The result is possibly too complicated to be worth it; certainly I don’t want to knit a large project in it myself. But I thought the result was interesting and that someone else might at least like to knit a sample of it, so here we are. The end result is almost unrecognizable as knitting. Mistakes are difficult to drop down and repair from the rows above. If you like a challenge, go for it!

Knitted hexagon mesh where each hexagon appears to have been outlined slightly haphazardly with four strands of yarn
Chart showing how to work Complexagons lace by means of special symbols.


  • This is a stitch pattern such as might be found in a stitch dictionary. It is not a pattern for a finished object. You will need to add selvedges or some other form of knitted stitches to either side.
  • Complexagons has a variable number of stitches from row to row; cast on and end with a multiple of 5 + 4 stitches.
  • The final row of the swatch is not shown in the chart; see below the end of the written instructions for what I did.
  • Designers, please feel free to use this in your patterns. I’d like credit but won’t be offended if people don’t give it.
  • My blog posts and free stitch patterns are supported by subscriptions on Patreon or donations to my Paypal tip jar in the sidebar. If you appreciate my work, please consider helping out. Thanks!


  • 5-to-2 decrease: Slip each of the next two stitches knitwise; k1, leaving stitch on supporting needle; psso; k3tog. The middle stitch is knit twice. (A triple decrease that turns five stitches into two.)
  • active needle: the needle on which new stitches are formed.
  • k: knit.
  • k2tog: knit 2 stitches together as if they were 1. (Right-leaning decrease)
  • M1: with active needle, pick up the bar between stitches from the front and knit it without twisting.
  • p: purl.
  • ssk: slip each of the next 2 stitches as if to knit, then knit them together through the back loop. (Or substitute your favorite left-leaning decrease)
  • supporting needle: needle holding the stitches from the previous row.
  • yo: yarnover. Bring the yarn forward between the needles so that it will make a loop over the needle when the next stitch is worked. When there are two in a row, bring the yarn forward, wrap it once around the needle, and leave the yarn in front so it makes a second loop.

Row 1 (RS): k2tog, *yo, m1, yo, 5-to-2 decrease; work from *, yo, m1, yo, ssk. (multiple of 5 + 5 stitches)

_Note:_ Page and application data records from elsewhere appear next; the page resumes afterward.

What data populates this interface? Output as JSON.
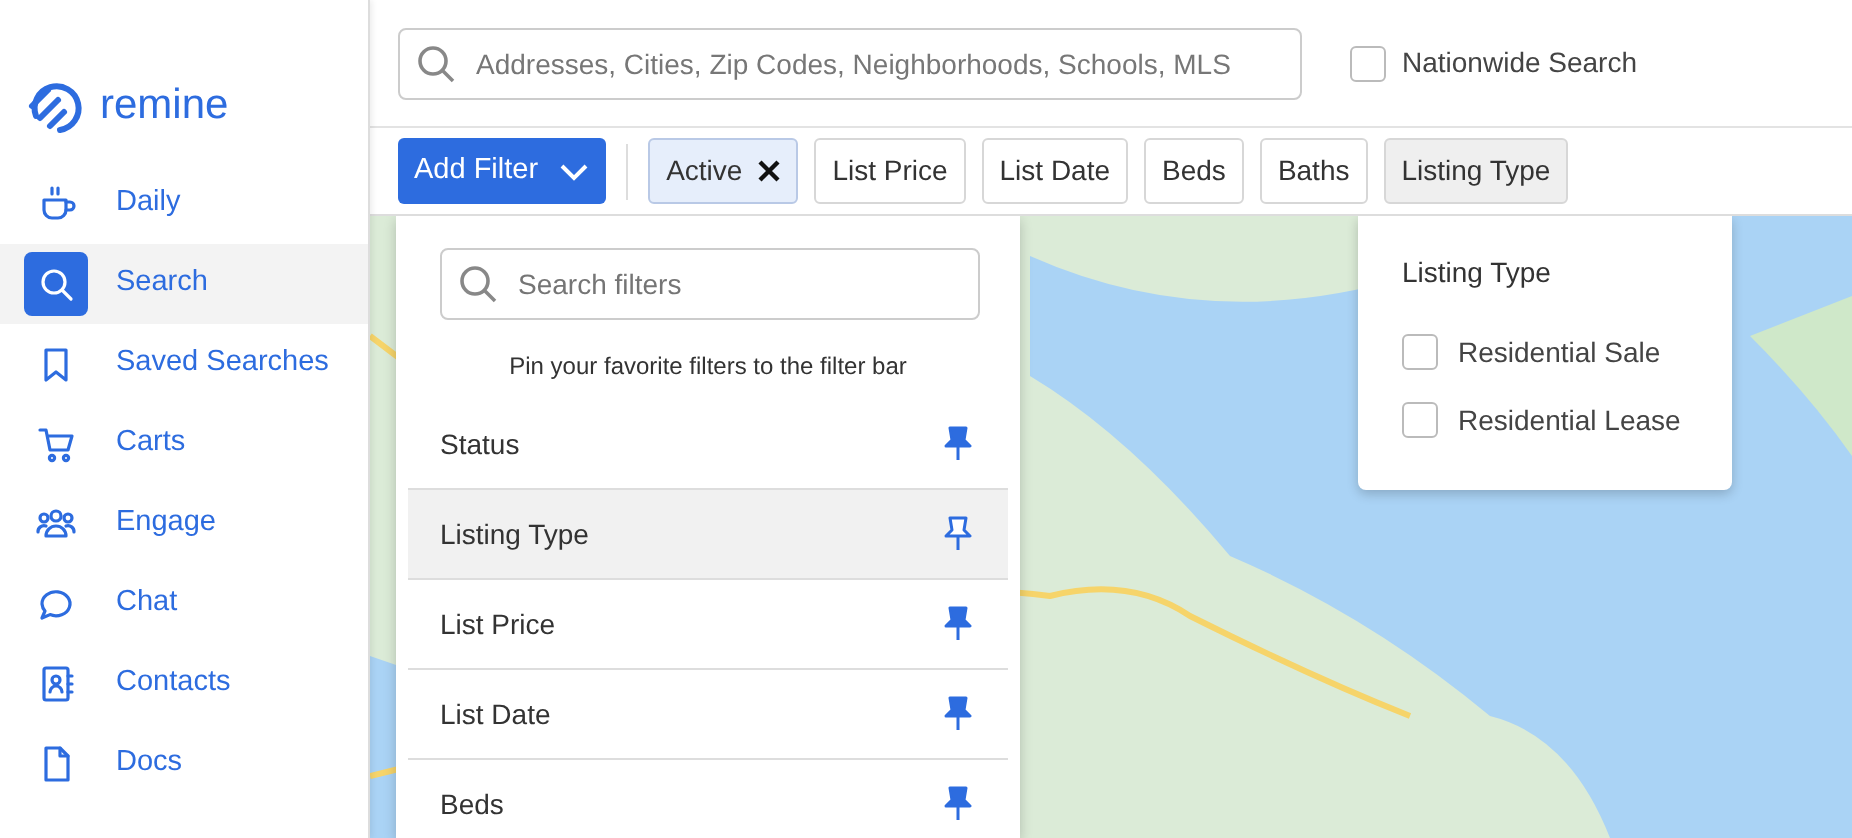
{
  "logo": {
    "text": "remine"
  },
  "sidebar": {
    "items": [
      {
        "label": "Daily",
        "kind": "cup",
        "selected": false
      },
      {
        "label": "Search",
        "kind": "search",
        "selected": true
      },
      {
        "label": "Saved Searches",
        "kind": "bookmark",
        "selected": false
      },
      {
        "label": "Carts",
        "kind": "cart",
        "selected": false
      },
      {
        "label": "Engage",
        "kind": "people",
        "selected": false
      },
      {
        "label": "Chat",
        "kind": "chat",
        "selected": false
      },
      {
        "label": "Contacts",
        "kind": "contacts",
        "selected": false
      },
      {
        "label": "Docs",
        "kind": "doc",
        "selected": false
      }
    ]
  },
  "search": {
    "placeholder": "Addresses, Cities, Zip Codes, Neighborhoods, Schools, MLS"
  },
  "nationwide": {
    "label": "Nationwide Search",
    "checked": false
  },
  "filter_bar": {
    "add_filter": "Add Filter",
    "chips": [
      {
        "label": "Active",
        "applied": true,
        "open": false
      },
      {
        "label": "List Price",
        "applied": false,
        "open": false
      },
      {
        "label": "List Date",
        "applied": false,
        "open": false
      },
      {
        "label": "Beds",
        "applied": false,
        "open": false
      },
      {
        "label": "Baths",
        "applied": false,
        "open": false
      },
      {
        "label": "Listing Type",
        "applied": false,
        "open": true
      }
    ]
  },
  "filter_menu": {
    "placeholder": "Search filters",
    "hint": "Pin your favorite filters to the filter bar",
    "items": [
      {
        "label": "Status",
        "pinned": true,
        "selected": false
      },
      {
        "label": "Listing Type",
        "pinned": false,
        "selected": true
      },
      {
        "label": "List Price",
        "pinned": true,
        "selected": false
      },
      {
        "label": "List Date",
        "pinned": true,
        "selected": false
      },
      {
        "label": "Beds",
        "pinned": true,
        "selected": false
      }
    ]
  },
  "listing_type_popover": {
    "title": "Listing Type",
    "options": [
      {
        "label": "Residential Sale",
        "checked": false
      },
      {
        "label": "Residential Lease",
        "checked": false
      }
    ]
  }
}
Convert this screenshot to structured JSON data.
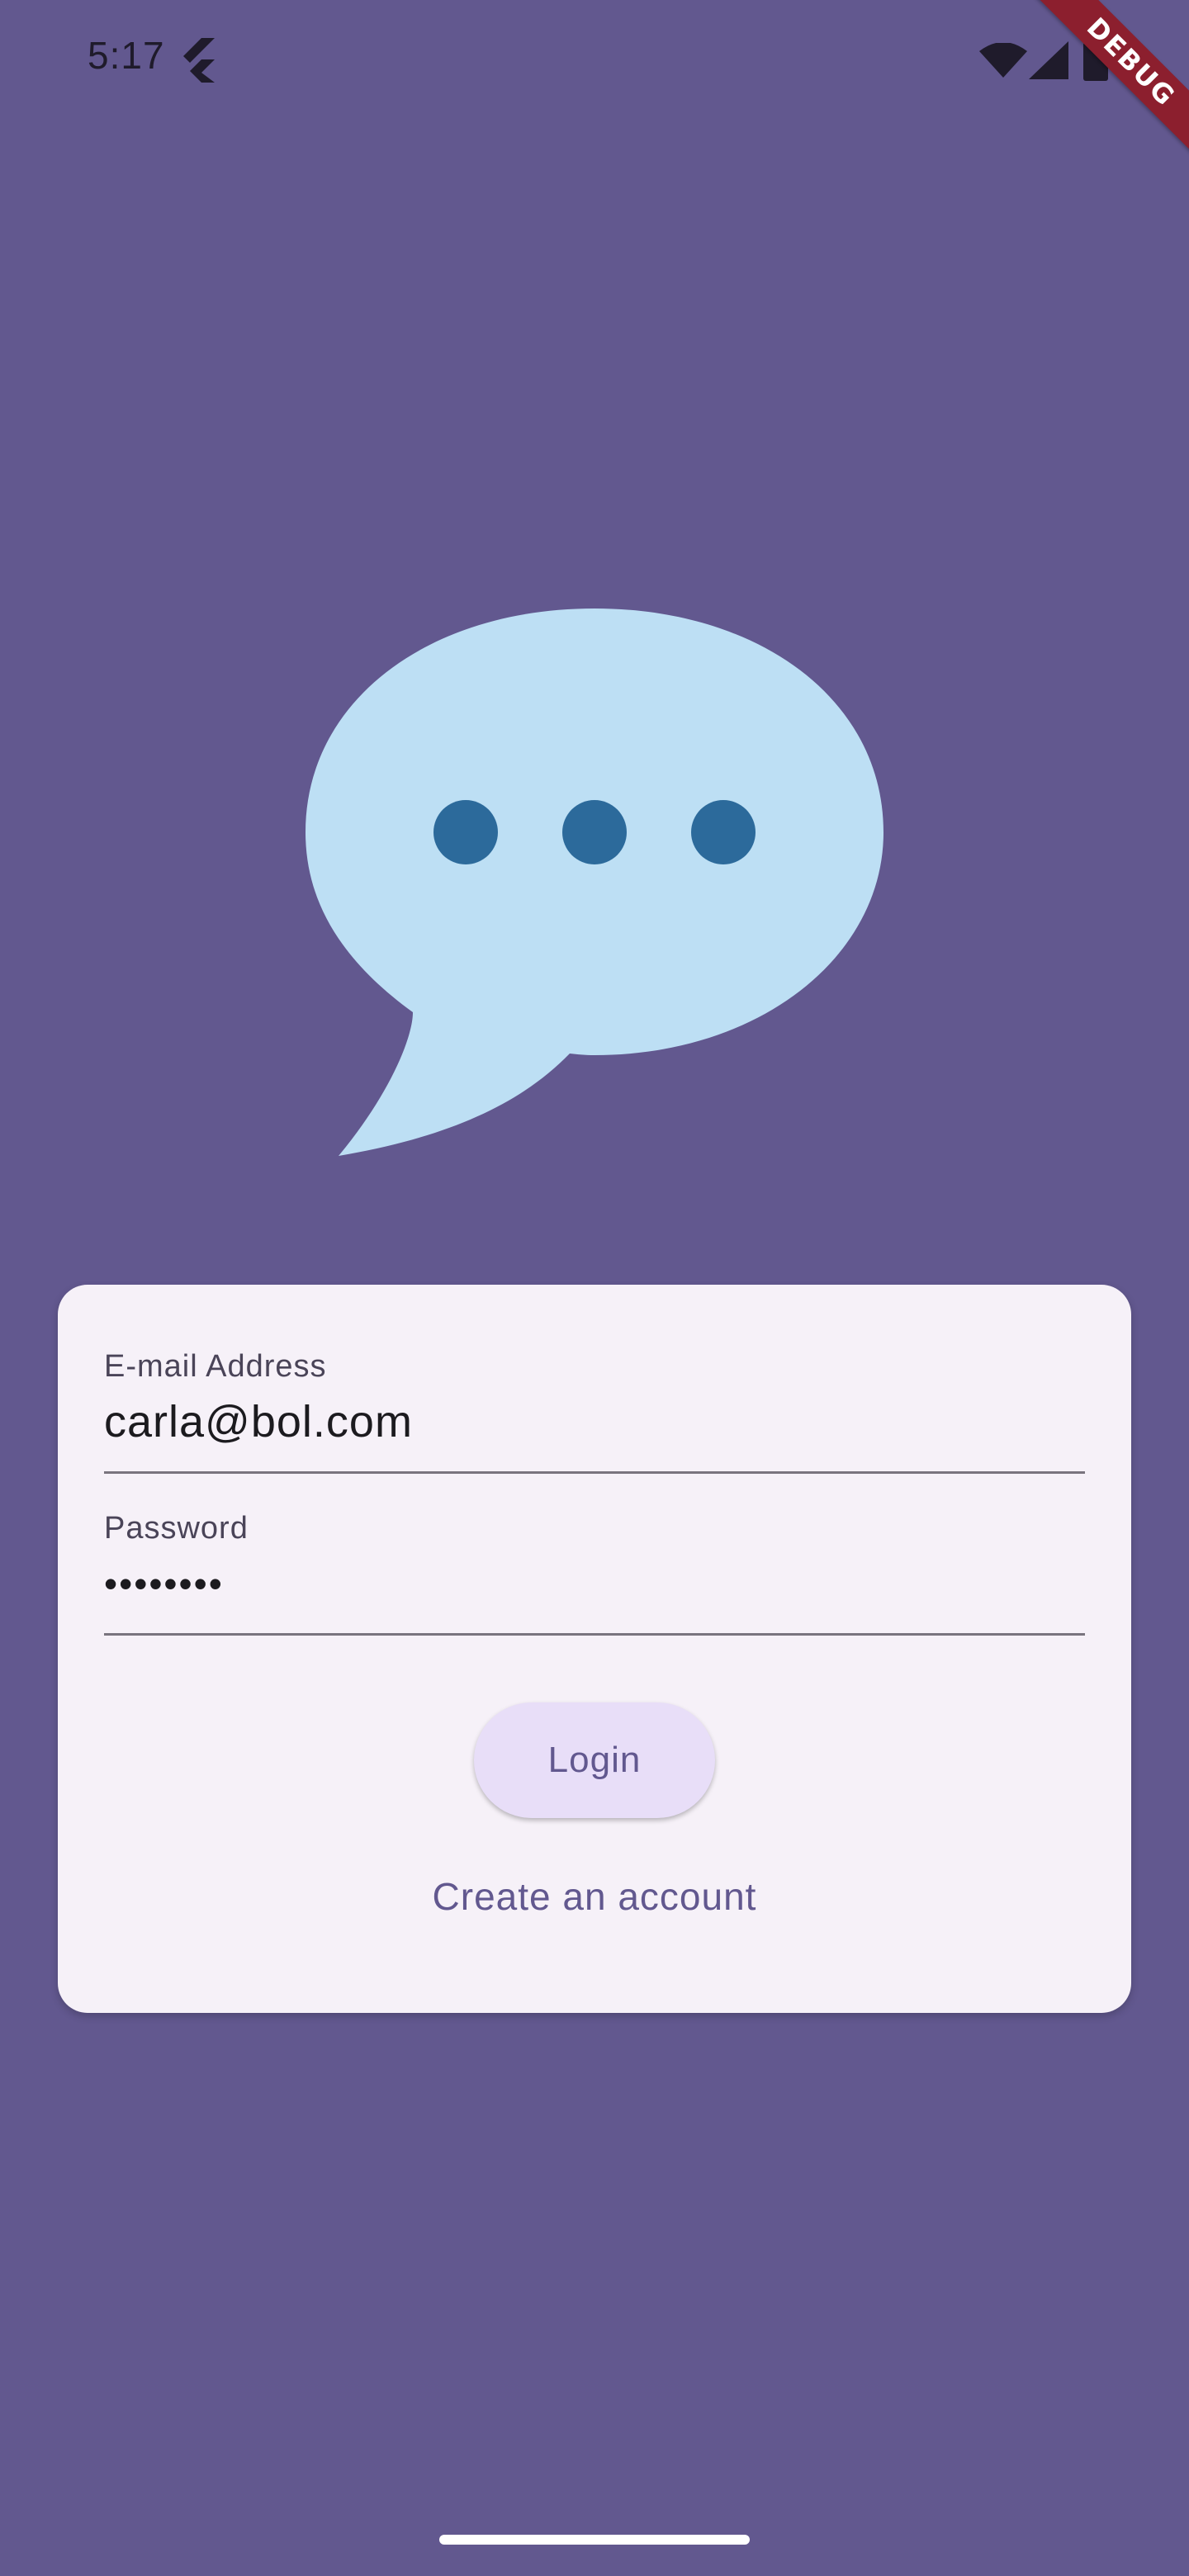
{
  "status_bar": {
    "time": "5:17",
    "debug_label": "DEBUG"
  },
  "icons": {
    "logo": "chat-bubble-icon",
    "flutter": "flutter-icon",
    "wifi": "wifi-icon",
    "signal": "cellular-signal-icon",
    "battery": "battery-icon"
  },
  "login_form": {
    "email_label": "E-mail Address",
    "email_value": "carla@bol.com",
    "password_label": "Password",
    "password_value": "••••••••",
    "login_button_label": "Login",
    "create_account_label": "Create an account"
  },
  "colors": {
    "background": "#62588f",
    "card": "#f6f1f8",
    "bubble": "#bddff4",
    "bubble_dots": "#2c6a9b",
    "button": "#e8def8",
    "accent": "#62588f",
    "debug_ribbon": "#8c1f2e"
  }
}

Row 2 (WS): purl.

Row 3: yo, *5-to-2 decrease, yo, m1, yo; work from *, 5-to-2 decrease, yo. (multiple of 5 + 4 stitches)

Row 4: purl.

I was having trouble figuring out how to end the stitch pattern neatly, so I finished with something more like the honeycomb mesh that inspired it:

Row 5: k2tog, *yo x 2, 5-to-2 decrease; work from *, yo x 2, ssk. (multiple of 4 stitches)

Row 6: *p1, (k1, p1) in double yo, p1; work from *.

Since this is one stitch less per repeat, it might not work well for a large rectangle; ending with rows 1 & 2 of the Complexagons stitch pattern might well work anyway; it just looked a little odd to me before blocking.